What to Expect if Your Child Needs a Tonsillectomy

Sixty years ago, the role of the tonsils as part of the body’s protection systems wasn’t fully understood, and a child who suffered from frequently inflamed tonsils was routinely routed for surgery to remove them, a procedure called tonsillectomy. 

However, the medical world now knows that tonsils serve as a first line of defense, and when they’re infected, they may be preventing pathogens from penetrating deeper into the body.

Yet about 290,000 children still receive tonsillectomies every year, down from more than 500,000 in the late 2000s. It’s the second-most common surgery for children, after tympanostomy, the procedure to add temporary drainage tubes to the ears. Today, though, sleep disorders are more likely the reason for a tonsillectomy.

The doctors at Lakeshore Ear, Nose & Throat Center specialize in tonsillectomy, and they’re your first call for advice when surgery may be an option for your child. With five locations in the Greater Detroit area, there’s an office conveniently located for you. Here’s what you can expect if your child requires a tonsillectomy.

Reasons for tonsillectomy

It’s been a decade since the American Academy of Otolaryngology published new guidelines for choosing tonsillectomy as a treatment. Formerly, a child with as few as three throat infections a year could be targeted for the procedure.

Throat infections can still be a reason to remove the tonsils, but now the annual guideline is seven infections, 10 infections over two consecutive years, or nine infections in a three-year period, where all occurrences are confirmed and documented by a doctor. Far fewer children meet these criteria.

Instead, tonsillectomy is now primarily a treatment for juvenile obstructive sleep apnea, where soft tissue in the throat partially collapses while your child sleeps. 

This can cause many small waking episodes during the night, leading to interruptions of restful stages of sleep and leaving your child listless and tired through the day. Removing the tonsils frees up space and makes breathing during sleep easier.

What to expect: During surgery

Surgery itself is simple. It’s now performed on an outpatient basis, meaning your child comes home the same day as the procedure. Removing the tonsils produces little blood, usually only a few drops. 

Removing the adenoids is at the discretion of the surgeon, since they can’t be observed during a basic exam, so you may find out about this after the procedure. Surgery itself takes about 15 minutes.

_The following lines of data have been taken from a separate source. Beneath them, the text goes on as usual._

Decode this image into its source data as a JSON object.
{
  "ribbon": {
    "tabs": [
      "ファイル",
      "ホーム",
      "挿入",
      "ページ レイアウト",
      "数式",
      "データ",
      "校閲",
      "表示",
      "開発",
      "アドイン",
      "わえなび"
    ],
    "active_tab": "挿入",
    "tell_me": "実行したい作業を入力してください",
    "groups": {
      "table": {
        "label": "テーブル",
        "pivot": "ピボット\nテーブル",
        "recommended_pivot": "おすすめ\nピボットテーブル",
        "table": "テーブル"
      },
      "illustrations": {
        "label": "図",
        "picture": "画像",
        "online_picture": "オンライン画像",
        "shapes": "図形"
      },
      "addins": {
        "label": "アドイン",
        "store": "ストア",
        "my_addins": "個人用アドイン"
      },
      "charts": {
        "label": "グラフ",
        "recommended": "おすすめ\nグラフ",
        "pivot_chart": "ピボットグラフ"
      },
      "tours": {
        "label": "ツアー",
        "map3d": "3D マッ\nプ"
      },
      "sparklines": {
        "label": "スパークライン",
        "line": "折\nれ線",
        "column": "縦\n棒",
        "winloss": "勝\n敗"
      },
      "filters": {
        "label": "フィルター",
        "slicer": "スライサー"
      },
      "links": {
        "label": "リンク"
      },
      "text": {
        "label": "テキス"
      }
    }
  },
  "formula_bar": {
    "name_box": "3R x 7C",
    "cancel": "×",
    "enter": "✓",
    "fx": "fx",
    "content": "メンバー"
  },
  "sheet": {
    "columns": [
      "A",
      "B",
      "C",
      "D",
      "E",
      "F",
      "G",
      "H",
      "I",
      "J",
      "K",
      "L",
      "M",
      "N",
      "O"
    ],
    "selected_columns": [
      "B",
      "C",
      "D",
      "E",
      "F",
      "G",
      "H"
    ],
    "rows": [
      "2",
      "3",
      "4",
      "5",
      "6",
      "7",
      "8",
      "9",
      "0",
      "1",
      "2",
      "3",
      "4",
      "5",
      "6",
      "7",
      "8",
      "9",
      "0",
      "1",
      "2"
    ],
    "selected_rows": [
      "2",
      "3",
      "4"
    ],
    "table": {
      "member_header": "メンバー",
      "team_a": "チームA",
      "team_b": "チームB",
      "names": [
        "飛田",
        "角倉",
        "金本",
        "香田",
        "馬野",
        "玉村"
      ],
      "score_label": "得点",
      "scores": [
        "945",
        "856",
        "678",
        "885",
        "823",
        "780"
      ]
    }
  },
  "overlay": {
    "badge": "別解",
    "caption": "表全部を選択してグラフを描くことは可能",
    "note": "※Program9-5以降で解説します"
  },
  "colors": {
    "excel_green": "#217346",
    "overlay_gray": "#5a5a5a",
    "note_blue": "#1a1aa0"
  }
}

What to expect: During recovery

Despite the simplicity of the procedure, recovery is often uncomfortable for your child. Encourage them to drink plenty of fluids, despite any pain with swallowing. The most common complication of tonsillectomy is usually dehydration.

Follow the medication schedule prescribed by your doctor for the first 48 hours after surgery, to block the worst post-surgical pain, making eating and drinking easier during this important period.

Recovery time for tonsillectomy is about a week unless your child is in their pre-teens or teens. Two weeks is more common when they’re older. Children of any age should take a two-week break from sports or strenuous activity to prevent post-surgical bleeding.

Contact Lakeshore Ear, Nose & Throat Center today to schedule a consultation at the most convenient office. Your child could be a week away from better sleep.

You Might Also Enjoy...

Help for Your Snoring

Snoring isn’t always a big deal, but it is a symptom of a major health challenge called obstructive sleep apnea. The consequences of OSA are extensive, including a heightened risk of sleep disorders, diabetes, and heart disease.

Myths and Facts About Plastic and Reconstructive Surgery

Plastic surgery takes its name from a Greek word meaning “to shape or mold,” not from the use of synthetic materials. While some people assume it’s done only for cosmetic reasons, plastic surgery also restores function and fixes damage from trauma.

When Does Your Tinnitus Require Medical Attention?

Commonly called ringing in the ears, tinnitus describes any sound you hear that’s not really there. It’s a symptom of other problems, not a condition on its own, and it’s often temporary. You need treatment only when it affects daily life.